This is also good news for other commercial property types that market themselves towards older populations.
For example, medical offices are starting to be incorporated into mixed-use property developments alongside grocery stores, shops, theaters, and restaurants to provide residents and the community an all-in-one space.
Effectively blending in medical spaces can be a challenge for commercial real estate developers, but could be a major attraction for an older population of potential tenants.
Baby boomers are also flocking south to regions along the Sun Belt like Tampa, Dallas, Phoenix, and San Diego that present warmer urban areas than the northern cities like New York, Boston, or Chicago.
This plays along with the trend of aging baby boomers looking to stay more active and involved within a bright and lively community.
What This Means for Investors
The building momentum among baby boomer renters presents a great opportunity for real estate investors looking into commercial mixed-use buildings in urban areas like downtown San Diego.
Baby boomers are driving strong demand for a niche of commercial properties that include a plethora of amenities and provide convenience.
Mixed-use properties in urban areas should see a healthy spike in demand in the near-term as baby boomers jump on the bandwagon.
Investors that play their cards right and tailor their amenities and ancillary non-residential building space to the older generations will be able to attract a higher level of tenants and because of this, be able to receive a higher level of rental income from their property.
In the senior housing markets, investors are well-positioned to attract more investment in the coming years due to a rapidly aging population and expected market economics.
It’s estimated that the average age of the baby boomer generation will reach 80 by 2026, driving more demand for senior living.
To catch up with the pace, senior housing developments are trying to ramp up to provide more communities around senior living, assisted care, and nursing homes.
Commercial real estate investors are keen to the higher returns they can find with senior housing projects.
For typical commercial property investors looking for intermediate-term holdings, seven-year returns on senior housing projects can easily generate upwards of 13%, considerably higher than other types of major property investments.
The baby boomer generation is still a big influencer within both the residential and commercial real estate markets, and as they age they only come with higher demands for convenience and comfort.

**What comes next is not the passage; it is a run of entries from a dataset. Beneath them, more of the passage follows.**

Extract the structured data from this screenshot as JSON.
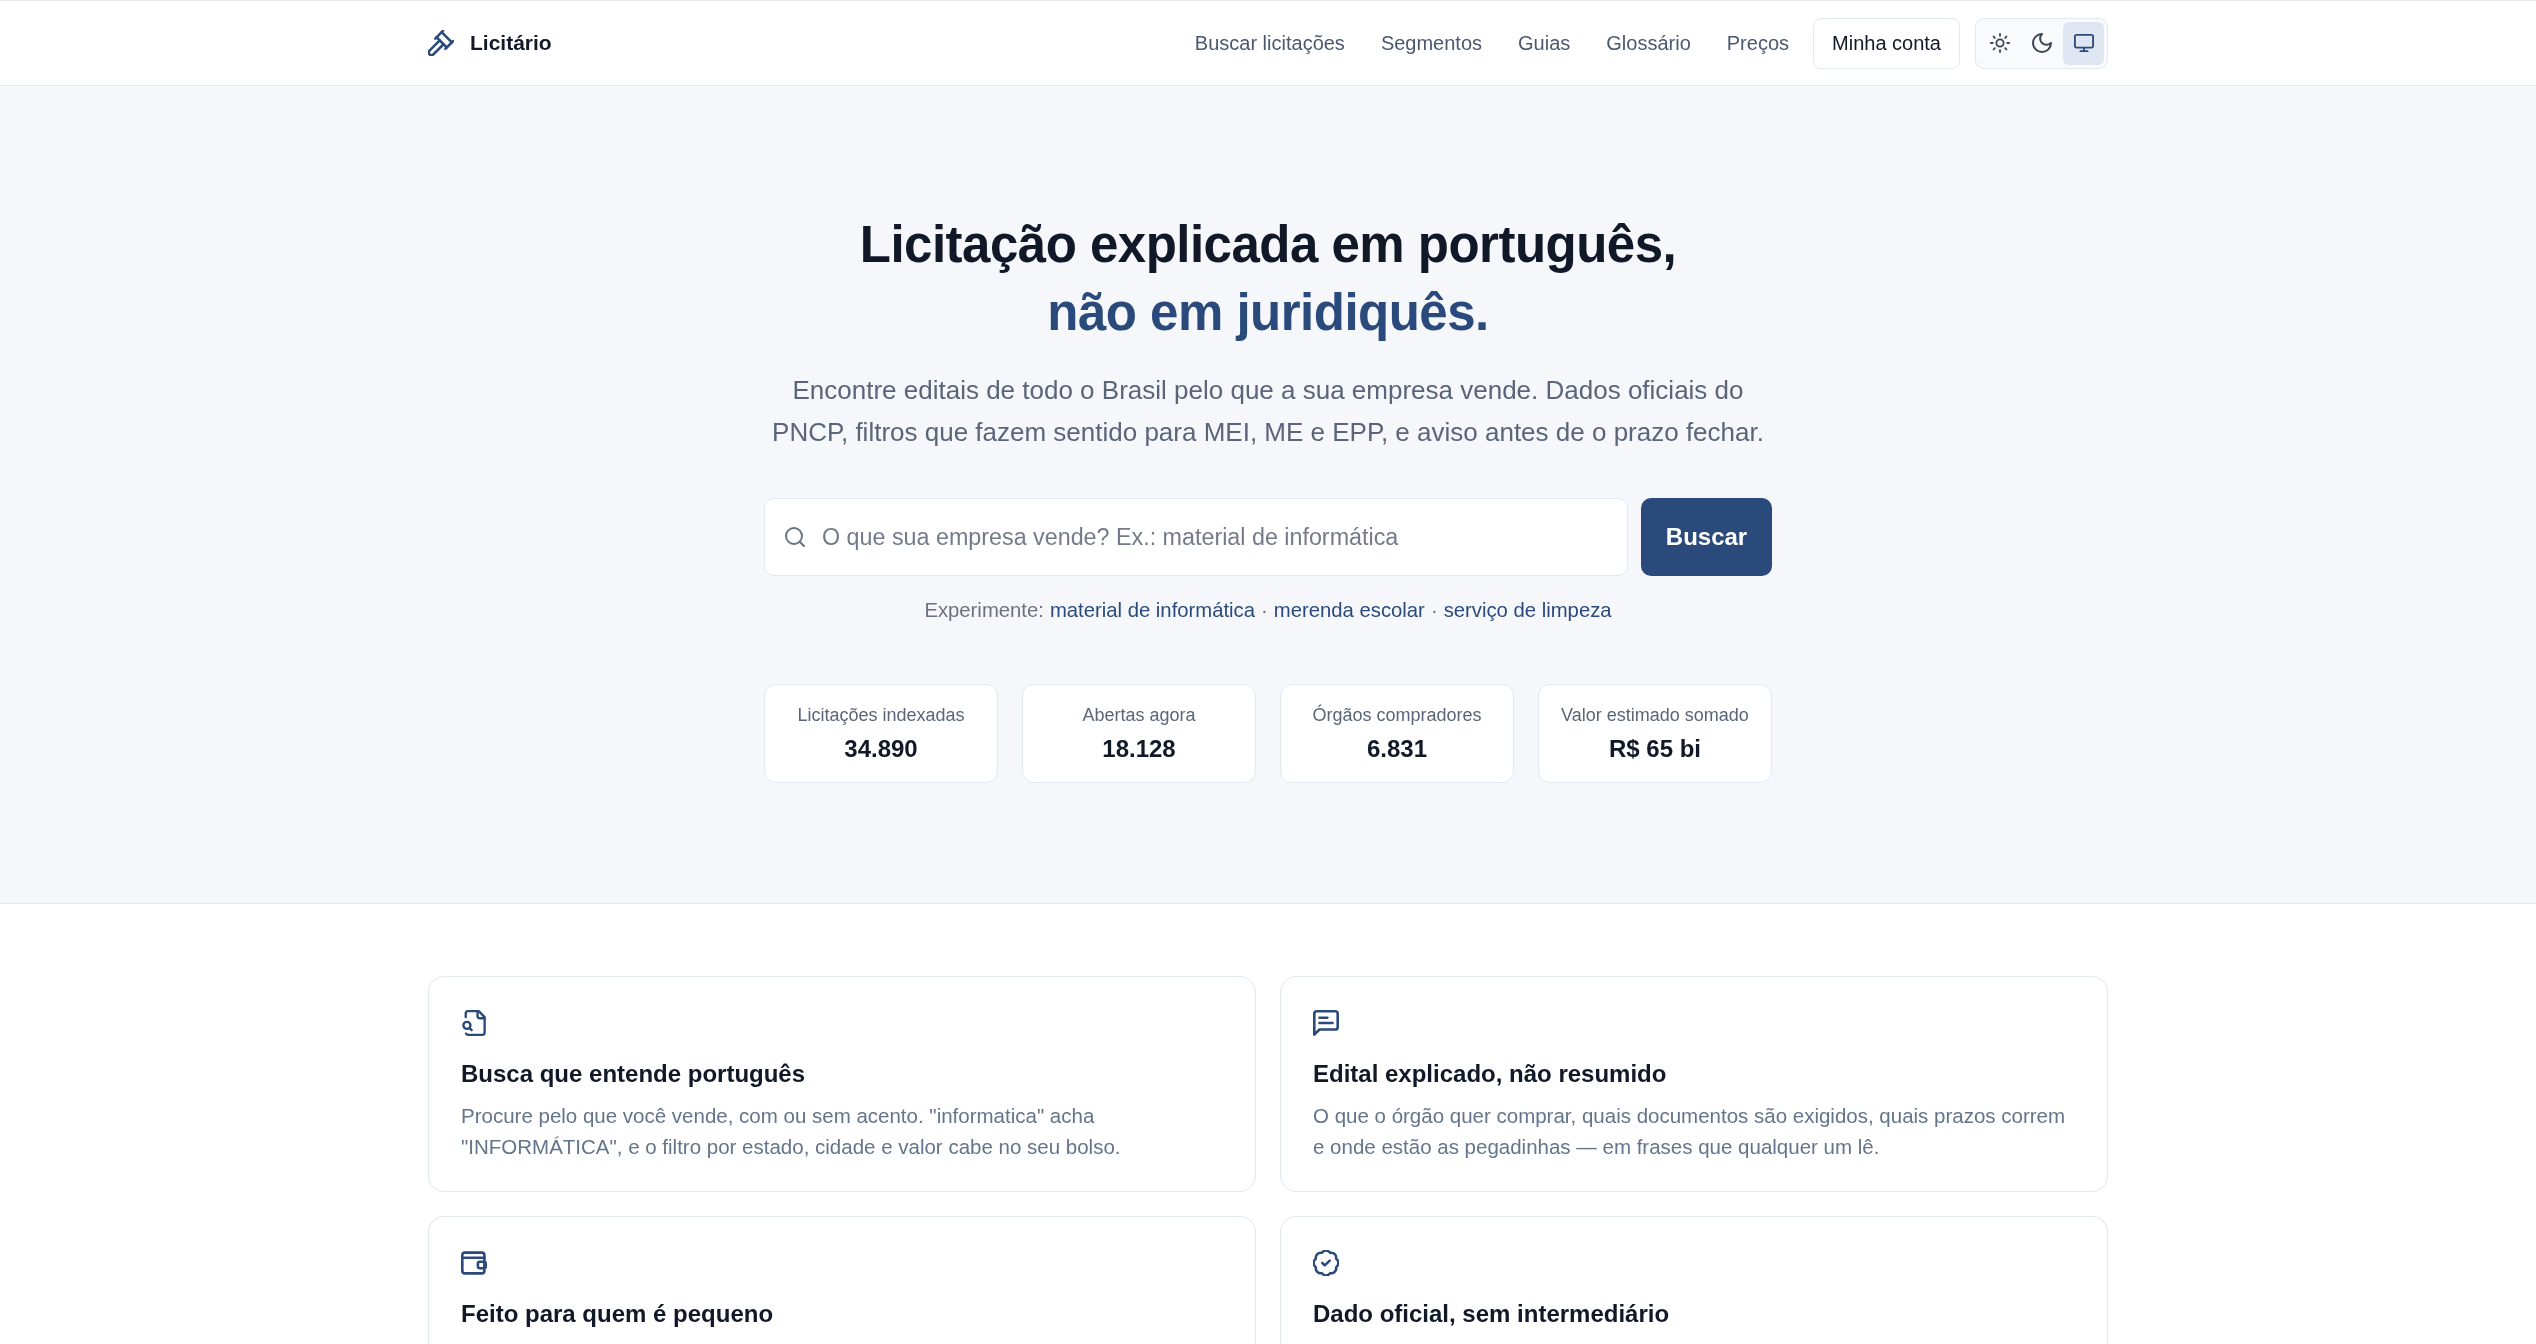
{
  "header": {
    "logo": "Licitário",
    "nav": [
      {
        "label": "Buscar licitações"
      },
      {
        "label": "Segmentos"
      },
      {
        "label": "Guias"
      },
      {
        "label": "Glossário"
      },
      {
        "label": "Preços"
      }
    ],
    "account_button": "Minha conta",
    "theme_toggle": [
      {
        "kind": "light",
        "selected": false
      },
      {
        "kind": "dark",
        "selected": false
      },
      {
        "kind": "system",
        "selected": true
      }
    ]
  },
  "hero": {
    "title": "Licitação explicada em português,",
    "title_highlight": "não em juridiquês.",
    "subtitle": "Encontre editais de todo o Brasil pelo que a sua empresa vende. Dados oficiais do PNCP, filtros que fazem sentido para MEI, ME e EPP, e aviso antes de o prazo fechar.",
    "search": {
      "placeholder": "O que sua empresa vende? Ex.: material de informática",
      "button": "Buscar"
    },
    "suggestions": {
      "label": "Experimente:",
      "items": [
        {
          "kind": "link",
          "text": "material de informática"
        },
        {
          "kind": "separator",
          "text": "·"
        },
        {
          "kind": "link",
          "text": "merenda escolar"
        },
        {
          "kind": "separator",
          "text": "·"
        },
        {
          "kind": "link",
          "text": "serviço de limpeza"
        }
      ]
    },
    "stats": [
      {
        "label": "Licitações indexadas",
        "value": "34.890"
      },
      {
        "label": "Abertas agora",
        "value": "18.128"
      },
      {
        "label": "Órgãos compradores",
        "value": "6.831"
      },
      {
        "label": "Valor estimado somado",
        "value": "R$ 65 bi"
      }
    ]
  },
  "features": [
    {
      "kind": "document",
      "title": "Busca que entende português",
      "description": "Procure pelo que você vende, com ou sem acento. \"informatica\" acha \"INFORMÁTICA\", e o filtro por estado, cidade e valor cabe no seu bolso."
    },
    {
      "kind": "message",
      "title": "Edital explicado, não resumido",
      "description": "O que o órgão quer comprar, quais documentos são exigidos, quais prazos correm e onde estão as pegadinhas — em frases que qualquer um lê."
    },
    {
      "kind": "wallet",
      "title": "Feito para quem é pequeno"
    },
    {
      "kind": "badge",
      "title": "Dado oficial, sem intermediário"
    }
  ]
}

However, savvy real estate investors can take advantage of the trend and make larger returns on a wealthy, aging population by creatively constructing mixed-use investment properties tailored to baby boomers and their needs.
Where the younger generations are filling the city streets and developers are racing to fill their units, the baby boomers are making their voice heard too, and joining the urban movements.